  • At least one viewport must be set to a shaded display mode.
  • The material or map must have Show Map In Viewport turned on in the Material Editor.

The options are as follows:

  • GrayscaleParticle Flow internally converts the material-based coloring (diffuse) to grayscale, and then emits more particles in lighter areas and fewer in darker areas.

    The box emitter is mapped with a gradient. With Position Object set to Density By Material Grayscale, the particles appear with greater frequency in the lighter areas of the box.

  • OpacityParticles are more likely to appear on opaque areas than on transparent areas.
  • Grayscale & OpacityCombines the two: More particles appear on light, opaque areas than on dark, transparent areas.
  • Red/Green/BlueConsiders only the specified color channel. The higher its value at any given pixel, the more likely particles are to appear there.
Use Sub-Material

When on, uses a sub-material from the Multi/Sub-Object material assigned to the emitter to define density values.

This option allows usage of “invisible” materials for particle placement. If the emitter uses a Multi/Sub-Object material but its geometry doesn't use the ID that corresponds to one of the sub-materials, the sub-material doesn't appear. However, the operator can use it to calculate the density of particle placement. Particle Flow assumes the material to be applied to the entire object surface.

Mtl ID

Specifies the material ID of the sub-material to be used for particle emission.


When on, Particle Flow attempts to keep the particles apart by the amount specified in Distance. The likelihood of successfully separating particles depends on the number of particles, the specified distance, and the Attempts Max value.


Specifies the distance, in system units, by which Particle Flow should try to keep the particles separate. Default=1.0.

Distinct Points Only

Limits emission to a specific number of points (see Total, below) on the specified Location type.

Emission points are still randomized; change the Uniqueness setting to alter these.


Sets the number of emission points. Available only when Distinct Points Only is on. Default=10.

If Location Is Invalid group

Delete Particles

When on, if Particle Flow cannot place a particle according to the current option, it deletes the particle. When off, particle placement is undefined; that is, it depends on other variables. Default=off.

If the number of particles is more important than the position on the object, leave this off. However, if exact placement is of higher priority than the number of particles, turn Delete Particles on.

Uniqueness group

The Uniqueness setting enables randomization of placement on the emitters.


Specifies a randomization value.


Calculates a new seed using a randomization formula.

Attempts Max

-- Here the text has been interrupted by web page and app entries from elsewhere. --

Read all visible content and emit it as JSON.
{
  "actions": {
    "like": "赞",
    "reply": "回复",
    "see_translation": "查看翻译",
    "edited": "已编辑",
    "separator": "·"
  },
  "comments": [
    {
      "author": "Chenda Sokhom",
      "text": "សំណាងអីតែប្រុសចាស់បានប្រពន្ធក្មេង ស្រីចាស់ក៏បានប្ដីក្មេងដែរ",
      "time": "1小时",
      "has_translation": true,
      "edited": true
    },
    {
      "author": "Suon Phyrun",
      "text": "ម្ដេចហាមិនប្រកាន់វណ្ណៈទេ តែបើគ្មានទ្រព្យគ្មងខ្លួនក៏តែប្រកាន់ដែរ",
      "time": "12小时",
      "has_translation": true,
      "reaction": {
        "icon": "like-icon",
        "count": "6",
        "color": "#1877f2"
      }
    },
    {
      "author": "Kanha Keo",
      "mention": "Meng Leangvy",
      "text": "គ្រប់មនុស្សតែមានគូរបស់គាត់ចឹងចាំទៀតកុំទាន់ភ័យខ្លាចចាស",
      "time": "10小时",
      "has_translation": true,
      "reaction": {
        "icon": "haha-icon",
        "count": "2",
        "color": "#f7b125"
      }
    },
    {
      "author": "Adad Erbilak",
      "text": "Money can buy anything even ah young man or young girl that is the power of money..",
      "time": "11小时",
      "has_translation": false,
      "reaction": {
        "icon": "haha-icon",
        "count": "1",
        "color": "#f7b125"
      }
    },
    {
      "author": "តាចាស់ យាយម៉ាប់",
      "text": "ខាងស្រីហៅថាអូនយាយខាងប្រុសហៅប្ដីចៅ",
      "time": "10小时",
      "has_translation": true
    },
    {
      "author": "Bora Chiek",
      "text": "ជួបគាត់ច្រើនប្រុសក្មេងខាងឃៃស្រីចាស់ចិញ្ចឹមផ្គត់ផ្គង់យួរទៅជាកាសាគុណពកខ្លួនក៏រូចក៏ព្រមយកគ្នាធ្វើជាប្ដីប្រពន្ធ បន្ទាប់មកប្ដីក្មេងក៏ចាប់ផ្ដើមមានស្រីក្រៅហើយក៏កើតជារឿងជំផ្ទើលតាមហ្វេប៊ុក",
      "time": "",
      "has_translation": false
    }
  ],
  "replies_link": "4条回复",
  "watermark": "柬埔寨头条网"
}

When using the Separation option, this specifies the maximum number of times Particle Flow will try to set particle positions that maintain the requested distance. If unsuccessful within this number of attempts, particles might be closer together than the requested distance. Also affects placement with Density By Material using either of the Grayscale options.